Over the last two decades there has been an increase in the interest in, and uptake of, automated biometric systems. Biometrics are now commonly being integrated into a range of large and complex information communication technology systems and processes, and access to this data is becoming virtual rather than physical. We see the use of contemporary biometric systems being implemented throughout the world in areas such as national ID systems, border security control, crime prevention, fraud detection, forensics, war zone applications, attendance recording, access control and financial transactions.
These advanced automated systems use a scanner to take a biometric sample or what is known as a digital image from an individual during enrolment. Data are then extracted from the sample image to create a unique biometric template. The biometric data, either in image form or the template or both, can then be stored centrally in a database or in a distributed environment, such as a smart card. The biometric data can now serve to either verify or identify an enrolled individual.
Ann Cavoukian, Ph.D.
Information and Privacy Commissioner

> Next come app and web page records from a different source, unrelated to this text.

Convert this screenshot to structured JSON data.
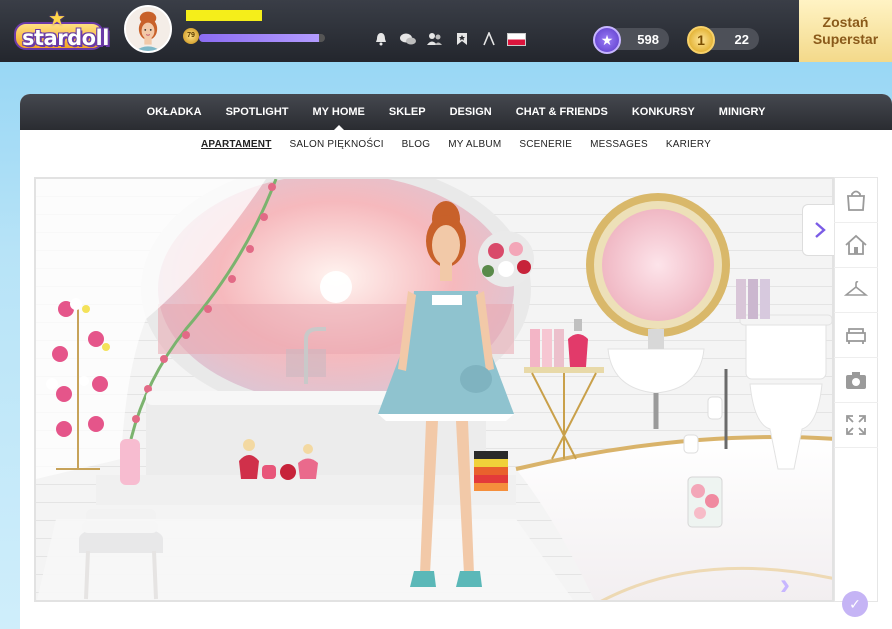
{
  "header": {
    "logo_text": "stardoll",
    "level": "79",
    "xp_percent": 95,
    "stardollars": "598",
    "coins": "22",
    "superstar_line1": "Zostań",
    "superstar_line2": "Superstar",
    "icons": [
      "bell-icon",
      "chat-bubbles-icon",
      "friends-icon",
      "bookmark-icon",
      "vogue-a-icon",
      "poland-flag-icon"
    ]
  },
  "mainnav": {
    "items": [
      "OKŁADKA",
      "SPOTLIGHT",
      "MY HOME",
      "SKLEP",
      "DESIGN",
      "CHAT & FRIENDS",
      "KONKURSY",
      "MINIGRY"
    ],
    "active": "MY HOME"
  },
  "subnav": {
    "items": [
      "APARTAMENT",
      "SALON PIĘKNOŚCI",
      "BLOG",
      "MY ALBUM",
      "SCENERIE",
      "MESSAGES",
      "KARIERY"
    ],
    "active": "APARTAMENT"
  },
  "toolbar": {
    "icons": [
      "shopping-bag-icon",
      "home-icon",
      "hanger-icon",
      "sofa-icon",
      "camera-icon",
      "fullscreen-icon"
    ]
  },
  "colors": {
    "accent": "#7b5ce6",
    "topbar": "#2a2c31",
    "superstar_bg": "#f3d98a"
  }
}
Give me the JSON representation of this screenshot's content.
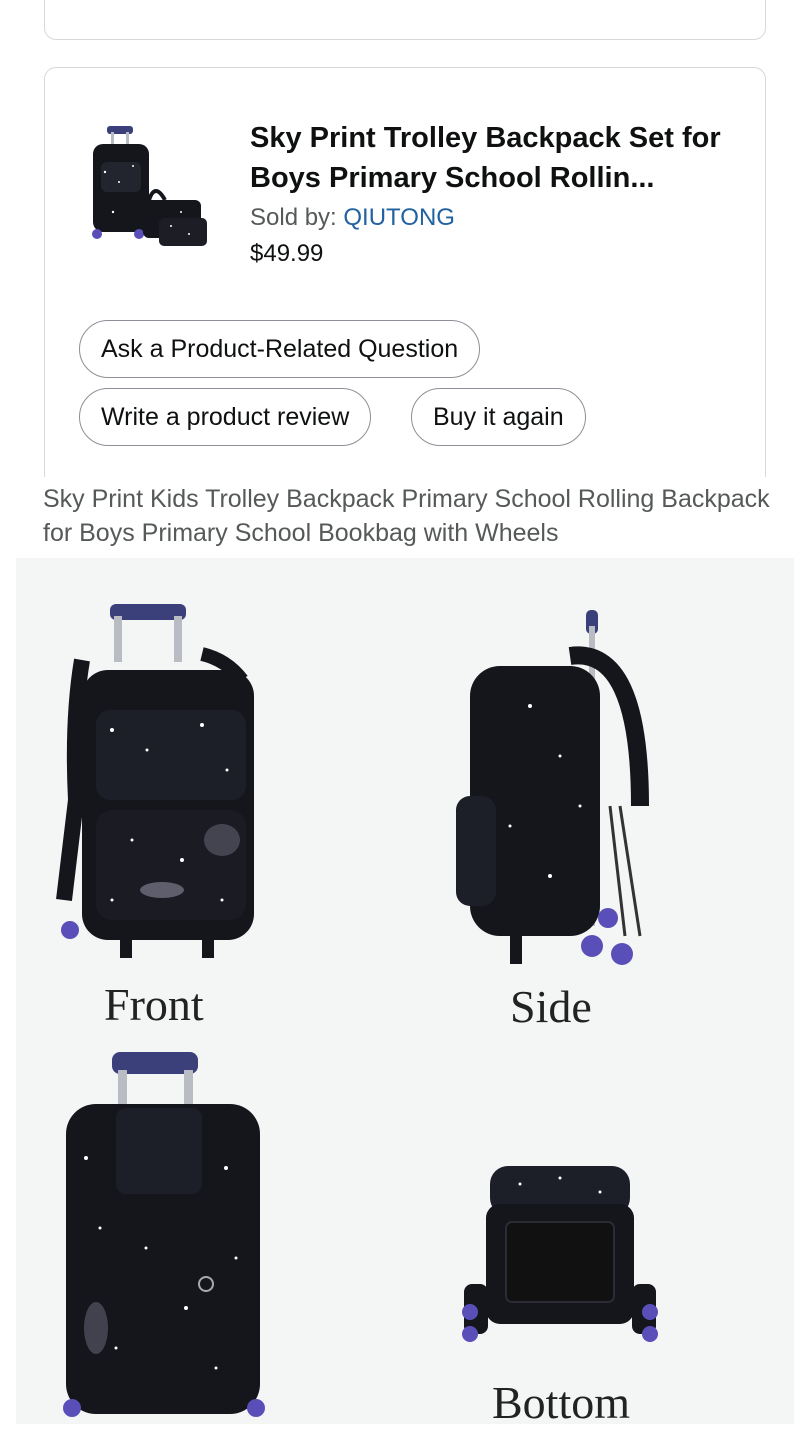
{
  "product": {
    "title": "Sky Print Trolley Backpack Set for Boys Primary School Rollin...",
    "seller_prefix": "Sold by: ",
    "seller_name": "QIUTONG",
    "price": "$49.99",
    "thumbnail_icon": "backpack-thumbnail-icon"
  },
  "actions": {
    "ask_question": "Ask a Product-Related Question",
    "write_review": "Write a product review",
    "buy_again": "Buy it again"
  },
  "description": "Sky Print Kids Trolley Backpack Primary School Rolling Backpack for Boys Primary School Bookbag with Wheels",
  "gallery": {
    "labels": {
      "front": "Front",
      "side": "Side",
      "bottom": "Bottom"
    },
    "colors": {
      "bag": "#15161c",
      "wheel": "#5a4fb8",
      "handle": "#b9bcc3",
      "background": "#f4f5f5"
    }
  }
}
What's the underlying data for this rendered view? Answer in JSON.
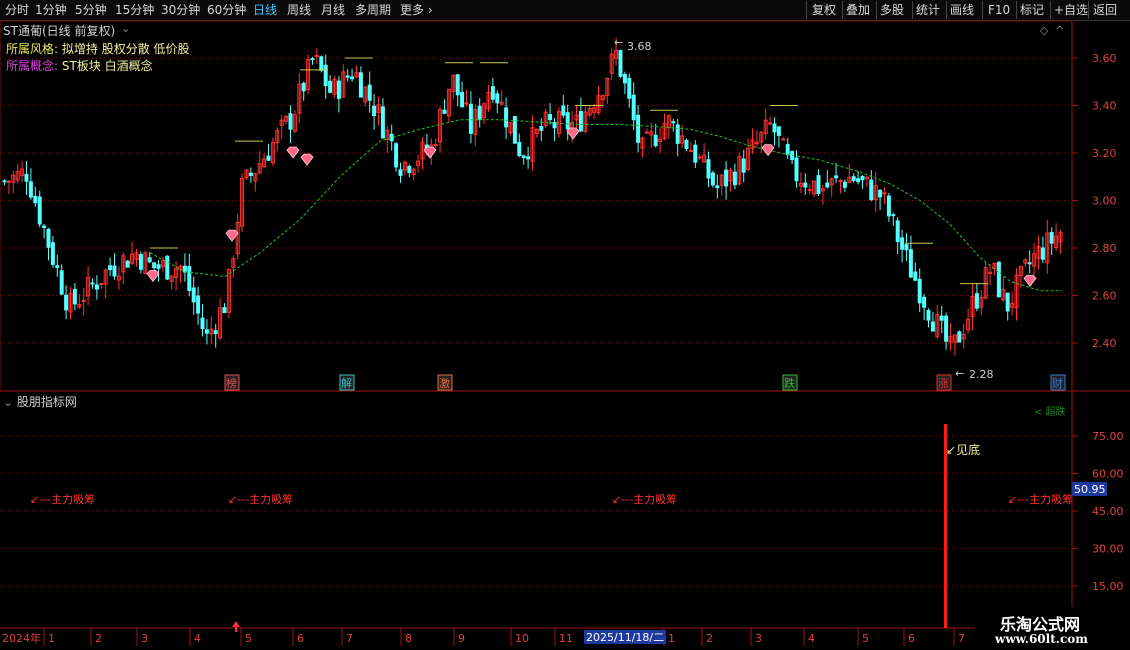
{
  "toolbar": {
    "periods": [
      "分时",
      "1分钟",
      "5分钟",
      "15分钟",
      "30分钟",
      "60分钟",
      "日线",
      "周线",
      "月线",
      "多周期",
      "更多"
    ],
    "active_period": "日线",
    "right_buttons": [
      "复权",
      "叠加",
      "多股",
      "统计",
      "画线",
      "F10",
      "标记",
      "+自选",
      "返回"
    ]
  },
  "main_chart": {
    "title": "ST通葡(日线 前复权)",
    "style_label": "所属风格:",
    "style_value": "拟增持 股权分散 低价股",
    "concept_label": "所属概念:",
    "concept_value": "ST板块 白酒概念",
    "price_ticks": [
      "3.60",
      "3.40",
      "3.20",
      "3.00",
      "2.80",
      "2.60",
      "2.40"
    ],
    "high_label": "3.68",
    "low_label": "2.28",
    "event_markers": [
      "榜",
      "解",
      "激",
      "跌",
      "涨",
      "财"
    ]
  },
  "sub_chart": {
    "title": "股朋指标网",
    "ticks": [
      "75.00",
      "60.00",
      "45.00",
      "30.00",
      "15.00"
    ],
    "current_value": "50.95",
    "signal_bottom": "见底",
    "signal_accumulate": "主力吸筹",
    "faint_label": "< 超跌"
  },
  "date_axis": {
    "year": "2024年",
    "months": [
      "1",
      "2",
      "3",
      "4",
      "5",
      "6",
      "7",
      "8",
      "9",
      "10",
      "11",
      "1",
      "2",
      "3",
      "4",
      "5",
      "6",
      "7"
    ],
    "cursor_date": "2025/11/18/二"
  },
  "watermark": {
    "name": "乐淘公式网",
    "url": "www.60lt.com"
  },
  "colors": {
    "up": "#ff3030",
    "down": "#54ffff",
    "ma": "#20c020",
    "grid": "#7a1010",
    "signal_text": "#ff3030",
    "bottom_text": "#f0f0a0",
    "active_period": "#39c7ff"
  }
}
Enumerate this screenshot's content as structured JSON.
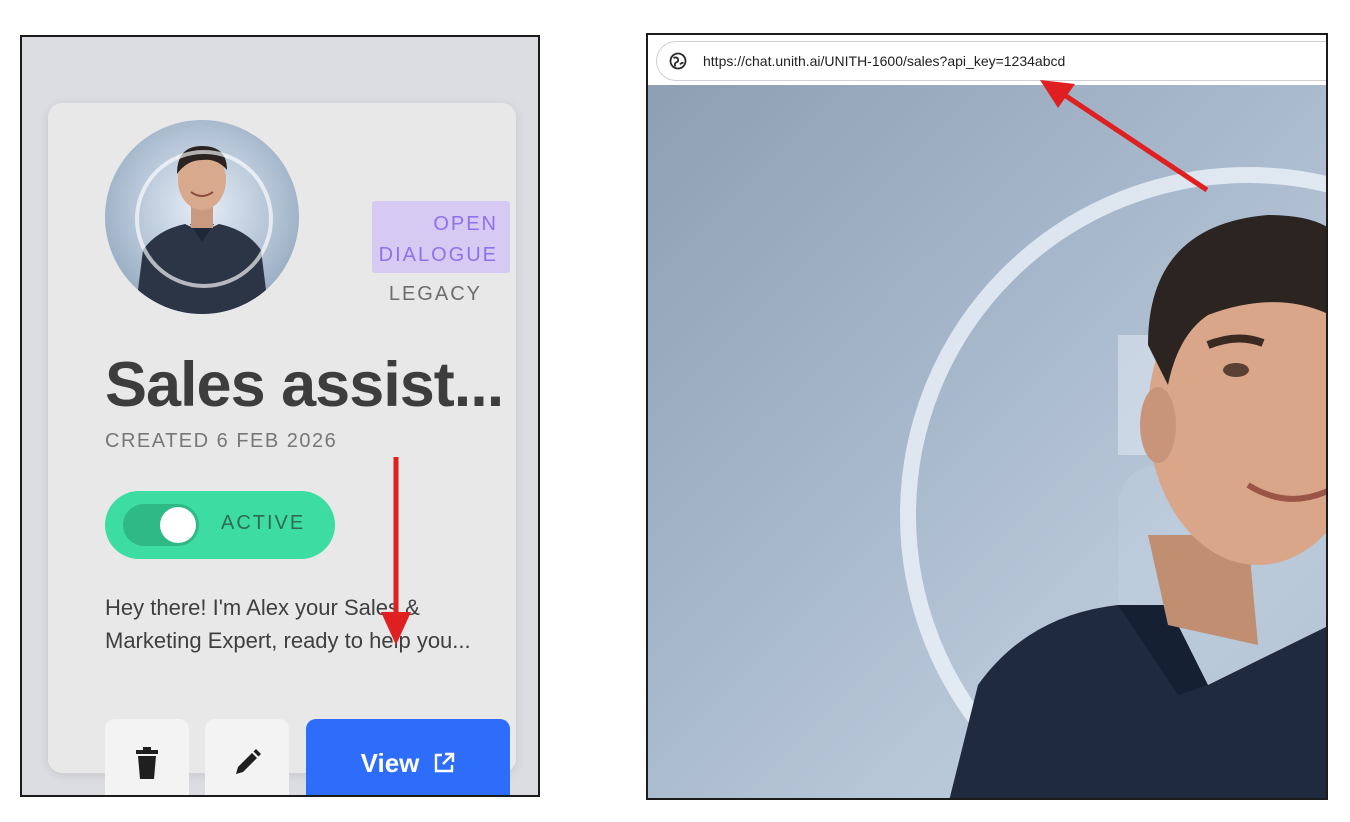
{
  "card": {
    "tag_open": "OPEN DIALOGUE",
    "tag_legacy": "LEGACY",
    "title": "Sales assist...",
    "created": "CREATED 6 FEB 2026",
    "status_label": "ACTIVE",
    "status_active": true,
    "description": "Hey there! I'm Alex your Sales & Marketing Expert, ready to help you...",
    "view_label": "View"
  },
  "browser": {
    "url": "https://chat.unith.ai/UNITH-1600/sales?api_key=1234abcd"
  },
  "colors": {
    "tag_bg": "#d6c9f2",
    "tag_text": "#8f72ea",
    "toggle_green": "#3ddca2",
    "view_button": "#2e6dfa",
    "annotation_arrow": "#e02020"
  }
}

Alex Stoianov, Ph.D.
Senior Policy Specialist –
Surveillance, Biometrics, IT Security